[Task requirements]:
Would you please return all of the entries below exactly as shown?

[Interface dataset entries]:
------------------------------------------------

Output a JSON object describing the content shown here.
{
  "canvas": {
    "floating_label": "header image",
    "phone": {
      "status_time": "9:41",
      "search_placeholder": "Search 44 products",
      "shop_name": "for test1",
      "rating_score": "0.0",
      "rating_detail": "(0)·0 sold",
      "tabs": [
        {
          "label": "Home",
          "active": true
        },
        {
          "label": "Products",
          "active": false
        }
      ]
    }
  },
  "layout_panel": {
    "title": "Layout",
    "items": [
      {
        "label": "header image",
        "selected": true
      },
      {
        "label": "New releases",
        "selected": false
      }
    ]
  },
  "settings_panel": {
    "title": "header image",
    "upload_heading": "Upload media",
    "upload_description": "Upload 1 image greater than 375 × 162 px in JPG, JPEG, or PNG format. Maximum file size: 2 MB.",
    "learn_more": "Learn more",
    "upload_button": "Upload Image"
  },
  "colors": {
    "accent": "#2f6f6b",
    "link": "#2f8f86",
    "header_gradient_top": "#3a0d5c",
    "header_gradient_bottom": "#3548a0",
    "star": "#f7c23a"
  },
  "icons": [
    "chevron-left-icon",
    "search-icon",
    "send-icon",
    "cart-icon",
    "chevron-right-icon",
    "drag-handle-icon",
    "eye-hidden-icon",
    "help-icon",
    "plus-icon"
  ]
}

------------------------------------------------

[Output of the exercise]:
Output a JSON object describing the content shown here.
{
  "canvas": {
    "floating_label": "header image",
    "phone": {
      "status_time": "9:41",
      "search_placeholder": "Search 44 products",
      "shop_name": "for test1",
      "rating_score": "0.0",
      "rating_detail": "(0)·0 sold",
      "tabs": [
        {
          "label": "Home",
          "active": true
        },
        {
          "label": "Products",
          "active": false
        }
      ]
    }
  },
  "layout_panel": {
    "title": "Layout",
    "items": [
      {
        "label": "header image",
        "selected": true
      },
      {
        "label": "New releases",
        "selected": false
      }
    ]
  },
  "settings_panel": {
    "title": "header image",
    "upload_heading": "Upload media",
    "upload_description": "Upload 1 image greater than 375 × 162 px in JPG, JPEG, or PNG format. Maximum file size: 2 MB.",
    "learn_more": "Learn more",
    "upload_button": "Upload Image"
  },
  "colors": {
    "accent": "#2f6f6b",
    "link": "#2f8f86",
    "header_gradient_top": "#3a0d5c",
    "header_gradient_bottom": "#3548a0",
    "star": "#f7c23a"
  },
  "icons": [
    "chevron-left-icon",
    "search-icon",
    "send-icon",
    "cart-icon",
    "chevron-right-icon",
    "drag-handle-icon",
    "eye-hidden-icon",
    "help-icon",
    "plus-icon"
  ]
}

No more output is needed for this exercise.